J Orthop Sports Phys Ther. 2017 Feb 03;:1-26

Authors: Sions JM, Elliott JM, Pohlig RT, Hicks GE

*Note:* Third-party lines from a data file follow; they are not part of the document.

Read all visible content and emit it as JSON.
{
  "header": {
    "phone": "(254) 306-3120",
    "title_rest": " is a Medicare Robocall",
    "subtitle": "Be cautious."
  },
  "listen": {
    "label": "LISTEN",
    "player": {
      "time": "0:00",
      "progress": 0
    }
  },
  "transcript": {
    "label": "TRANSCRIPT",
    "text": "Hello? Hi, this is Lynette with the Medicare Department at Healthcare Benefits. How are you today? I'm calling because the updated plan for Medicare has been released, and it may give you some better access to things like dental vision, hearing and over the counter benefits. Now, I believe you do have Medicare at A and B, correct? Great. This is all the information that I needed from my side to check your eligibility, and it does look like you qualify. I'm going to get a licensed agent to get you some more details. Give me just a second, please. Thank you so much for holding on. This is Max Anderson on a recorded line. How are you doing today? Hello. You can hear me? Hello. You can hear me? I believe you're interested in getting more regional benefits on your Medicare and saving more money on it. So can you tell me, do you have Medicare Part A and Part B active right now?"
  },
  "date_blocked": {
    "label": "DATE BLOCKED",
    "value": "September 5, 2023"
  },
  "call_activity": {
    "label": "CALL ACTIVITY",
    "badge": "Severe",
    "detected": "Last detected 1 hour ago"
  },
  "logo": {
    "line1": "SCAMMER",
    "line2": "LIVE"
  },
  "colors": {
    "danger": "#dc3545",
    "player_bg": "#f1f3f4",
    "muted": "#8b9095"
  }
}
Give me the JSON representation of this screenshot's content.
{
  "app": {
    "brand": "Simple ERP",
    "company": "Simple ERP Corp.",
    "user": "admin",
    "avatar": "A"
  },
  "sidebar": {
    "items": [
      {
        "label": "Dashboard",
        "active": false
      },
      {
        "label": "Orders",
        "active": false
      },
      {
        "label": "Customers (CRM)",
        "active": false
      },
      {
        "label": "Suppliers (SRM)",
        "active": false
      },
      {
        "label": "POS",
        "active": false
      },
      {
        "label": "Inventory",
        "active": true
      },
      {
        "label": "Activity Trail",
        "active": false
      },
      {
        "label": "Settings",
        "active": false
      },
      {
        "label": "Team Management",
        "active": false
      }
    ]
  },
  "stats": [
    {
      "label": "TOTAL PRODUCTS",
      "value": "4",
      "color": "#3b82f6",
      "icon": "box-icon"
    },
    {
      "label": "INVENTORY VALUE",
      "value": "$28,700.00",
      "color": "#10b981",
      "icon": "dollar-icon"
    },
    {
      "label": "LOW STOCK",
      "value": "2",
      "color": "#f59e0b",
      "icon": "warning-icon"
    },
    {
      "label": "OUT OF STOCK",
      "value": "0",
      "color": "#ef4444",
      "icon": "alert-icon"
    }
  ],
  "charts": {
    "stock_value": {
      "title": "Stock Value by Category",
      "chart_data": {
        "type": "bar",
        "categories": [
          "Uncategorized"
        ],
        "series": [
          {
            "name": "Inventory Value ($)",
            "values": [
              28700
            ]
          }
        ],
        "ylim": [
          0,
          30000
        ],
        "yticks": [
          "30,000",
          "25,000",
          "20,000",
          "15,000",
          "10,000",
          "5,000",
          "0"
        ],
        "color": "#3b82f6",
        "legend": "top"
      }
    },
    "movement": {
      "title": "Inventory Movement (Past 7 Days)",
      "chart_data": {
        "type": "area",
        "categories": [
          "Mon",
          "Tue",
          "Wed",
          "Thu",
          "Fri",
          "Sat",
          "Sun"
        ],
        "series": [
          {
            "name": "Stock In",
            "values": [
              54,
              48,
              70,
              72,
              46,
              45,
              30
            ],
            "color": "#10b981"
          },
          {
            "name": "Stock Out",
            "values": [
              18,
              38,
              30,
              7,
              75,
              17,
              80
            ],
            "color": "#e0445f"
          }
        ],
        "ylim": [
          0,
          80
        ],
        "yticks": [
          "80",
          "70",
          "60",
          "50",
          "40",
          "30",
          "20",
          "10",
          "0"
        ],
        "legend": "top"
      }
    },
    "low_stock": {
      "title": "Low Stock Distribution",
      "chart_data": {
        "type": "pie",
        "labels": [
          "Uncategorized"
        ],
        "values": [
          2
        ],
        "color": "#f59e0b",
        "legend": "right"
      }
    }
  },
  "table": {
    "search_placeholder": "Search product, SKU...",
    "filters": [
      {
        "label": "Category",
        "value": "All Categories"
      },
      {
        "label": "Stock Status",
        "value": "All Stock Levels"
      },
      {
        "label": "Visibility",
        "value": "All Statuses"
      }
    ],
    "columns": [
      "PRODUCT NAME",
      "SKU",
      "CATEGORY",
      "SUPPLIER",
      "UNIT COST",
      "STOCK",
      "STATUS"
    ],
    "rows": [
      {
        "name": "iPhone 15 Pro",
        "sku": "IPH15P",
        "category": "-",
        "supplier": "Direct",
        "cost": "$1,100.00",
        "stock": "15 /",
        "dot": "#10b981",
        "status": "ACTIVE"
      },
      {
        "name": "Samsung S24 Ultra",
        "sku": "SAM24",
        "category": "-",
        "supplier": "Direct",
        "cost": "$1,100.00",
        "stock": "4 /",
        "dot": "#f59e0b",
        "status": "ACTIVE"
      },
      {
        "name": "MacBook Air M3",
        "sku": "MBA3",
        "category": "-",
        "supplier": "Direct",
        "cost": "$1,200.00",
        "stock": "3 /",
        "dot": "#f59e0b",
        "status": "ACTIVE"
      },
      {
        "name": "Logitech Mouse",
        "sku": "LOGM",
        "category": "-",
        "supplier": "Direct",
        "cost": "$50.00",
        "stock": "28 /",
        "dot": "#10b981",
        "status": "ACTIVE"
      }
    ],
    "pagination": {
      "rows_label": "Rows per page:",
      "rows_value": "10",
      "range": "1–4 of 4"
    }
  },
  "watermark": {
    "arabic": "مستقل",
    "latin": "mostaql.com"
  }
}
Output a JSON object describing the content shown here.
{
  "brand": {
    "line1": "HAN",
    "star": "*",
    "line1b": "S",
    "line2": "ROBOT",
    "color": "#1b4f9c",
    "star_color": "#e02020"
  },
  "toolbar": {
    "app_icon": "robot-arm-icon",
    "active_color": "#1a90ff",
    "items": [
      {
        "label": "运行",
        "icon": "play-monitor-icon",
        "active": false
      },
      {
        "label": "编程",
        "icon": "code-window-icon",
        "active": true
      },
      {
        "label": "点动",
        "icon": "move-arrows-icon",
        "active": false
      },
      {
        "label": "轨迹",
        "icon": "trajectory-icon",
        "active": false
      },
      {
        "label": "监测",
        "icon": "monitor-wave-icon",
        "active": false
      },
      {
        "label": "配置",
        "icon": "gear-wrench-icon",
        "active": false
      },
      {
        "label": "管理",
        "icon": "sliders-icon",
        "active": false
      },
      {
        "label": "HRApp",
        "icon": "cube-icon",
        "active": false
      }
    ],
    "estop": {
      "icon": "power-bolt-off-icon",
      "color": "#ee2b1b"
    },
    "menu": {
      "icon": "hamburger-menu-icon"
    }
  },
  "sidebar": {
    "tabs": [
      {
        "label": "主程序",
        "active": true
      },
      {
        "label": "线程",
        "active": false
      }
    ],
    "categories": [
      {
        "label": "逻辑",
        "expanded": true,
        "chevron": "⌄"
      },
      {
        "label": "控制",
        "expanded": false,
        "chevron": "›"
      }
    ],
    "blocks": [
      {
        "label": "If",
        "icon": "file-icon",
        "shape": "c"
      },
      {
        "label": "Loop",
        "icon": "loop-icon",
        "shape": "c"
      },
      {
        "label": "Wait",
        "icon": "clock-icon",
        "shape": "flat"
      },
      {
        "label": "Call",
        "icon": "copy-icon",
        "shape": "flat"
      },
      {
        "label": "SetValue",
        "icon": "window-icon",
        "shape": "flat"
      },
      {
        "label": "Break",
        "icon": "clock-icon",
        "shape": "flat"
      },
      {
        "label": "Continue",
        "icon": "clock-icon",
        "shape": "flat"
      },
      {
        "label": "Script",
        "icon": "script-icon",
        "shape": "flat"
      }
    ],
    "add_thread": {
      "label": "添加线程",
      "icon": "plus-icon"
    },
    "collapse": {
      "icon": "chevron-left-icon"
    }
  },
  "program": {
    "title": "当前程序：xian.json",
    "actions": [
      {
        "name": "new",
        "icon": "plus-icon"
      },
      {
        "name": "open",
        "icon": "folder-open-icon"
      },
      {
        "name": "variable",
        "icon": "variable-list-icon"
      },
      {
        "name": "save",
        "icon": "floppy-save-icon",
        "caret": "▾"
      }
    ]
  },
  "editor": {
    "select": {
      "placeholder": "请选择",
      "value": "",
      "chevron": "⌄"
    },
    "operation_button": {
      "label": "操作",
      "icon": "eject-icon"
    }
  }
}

Abstract
Study Design Cross-sectional study. Background Muscle support for the trunk is provided by the multifidi, erector spinae, psoas, and quadratus lumborum. Trunk muscle characteristics may be altered with aging and/or chronic LBP. To date, most trunk muscle research has been conducted among younger adults. Given age-related muscle changes, i.e. reduced size and increased intramuscular fat, studies are needed in older adults, including comparisons of older adults with and without LBP. Objective To determine if there are differences in trunk muscle characteristics between older adults with and without chronic low back pain (LBP), while controlling for age, sex, and body mass index. Methods 102 older adults with (n=53) and without chronic LBP (n=49) were included. Cross-sectional area (CSA) measurements were taken by tracing inside fascial borders on magnetic resonance images. Pixel intensity summaries were obtained to compute muscle-to-fat indices and relative muscle CSA, i.e. CSA void of fat. Right-left averages for levels L2-L5 were determined. Mixed design analyses-of-covariances were used to test for differences between groups based on LBP presence and sex, across levels (p≤.050). Results Older adults with LBP had a greater average multifidi muscle-to-fat index when compared to controls, i.e. .51 versus .49, and smaller average erector spinae relative muscle CSA, i.e. 8.56cm2 versus 9.26cm(2); no interactions between LBP status and average muscle characteristics were found for psoas or quadratus lumborum (p>.050). Conclusion Up to 54% of older adult trunk muscle CSA may be fat. Females have smaller muscles and greater intramuscular fat (at lower levels) than males. J Orthop Sports Phys Ther, Epub 3 Feb 2017. doi:10.2519/jospt.2017.7002.

PMID: 28158957 [PubMed - as supplied by publisher]